TASK DIRECTIONS: The records that follow are to be given again exactly. Do not carry over any image.
• • • •
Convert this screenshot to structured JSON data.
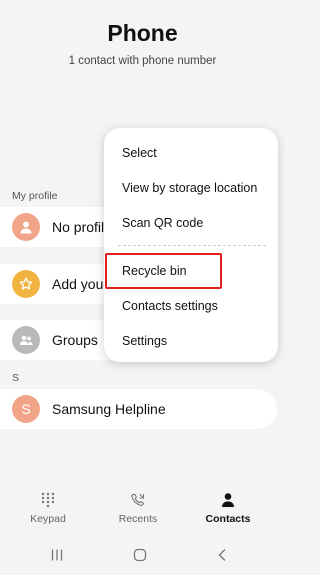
{
  "header": {
    "title": "Phone",
    "subtitle": "1 contact with phone number"
  },
  "sections": {
    "my_profile_label": "My profile",
    "s_label": "S"
  },
  "list": {
    "profile_label": "No profile",
    "add_label": "Add your",
    "groups_label": "Groups",
    "contact_initial": "S",
    "contact_name": "Samsung Helpline"
  },
  "menu": {
    "items": [
      "Select",
      "View by storage location",
      "Scan QR code",
      "Recycle bin",
      "Contacts settings",
      "Settings"
    ],
    "highlighted_item": "Recycle bin",
    "highlight_color": "#e0201b"
  },
  "bottom_nav": {
    "keypad": "Keypad",
    "recents": "Recents",
    "contacts": "Contacts",
    "active": "Contacts"
  },
  "icons": {
    "profile": "person-icon",
    "add": "star-icon",
    "groups": "group-icon",
    "keypad": "keypad-icon",
    "recents": "recents-icon",
    "contacts": "person-icon",
    "system": [
      "recent-apps-icon",
      "home-icon",
      "back-icon"
    ]
  },
  "colors": {
    "profile_avatar": "#f2a489",
    "add_avatar": "#f2b440",
    "groups_avatar": "#b9b9b9",
    "contact_avatar": "#f2a489"
  }
}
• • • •
RESPONSE TO THE TASK:
Convert this screenshot to structured JSON data.
{
  "header": {
    "title": "Phone",
    "subtitle": "1 contact with phone number"
  },
  "sections": {
    "my_profile_label": "My profile",
    "s_label": "S"
  },
  "list": {
    "profile_label": "No profile",
    "add_label": "Add your",
    "groups_label": "Groups",
    "contact_initial": "S",
    "contact_name": "Samsung Helpline"
  },
  "menu": {
    "items": [
      "Select",
      "View by storage location",
      "Scan QR code",
      "Recycle bin",
      "Contacts settings",
      "Settings"
    ],
    "highlighted_item": "Recycle bin",
    "highlight_color": "#e0201b"
  },
  "bottom_nav": {
    "keypad": "Keypad",
    "recents": "Recents",
    "contacts": "Contacts",
    "active": "Contacts"
  },
  "icons": {
    "profile": "person-icon",
    "add": "star-icon",
    "groups": "group-icon",
    "keypad": "keypad-icon",
    "recents": "recents-icon",
    "contacts": "person-icon",
    "system": [
      "recent-apps-icon",
      "home-icon",
      "back-icon"
    ]
  },
  "colors": {
    "profile_avatar": "#f2a489",
    "add_avatar": "#f2b440",
    "groups_avatar": "#b9b9b9",
    "contact_avatar": "#f2a489"
  }
}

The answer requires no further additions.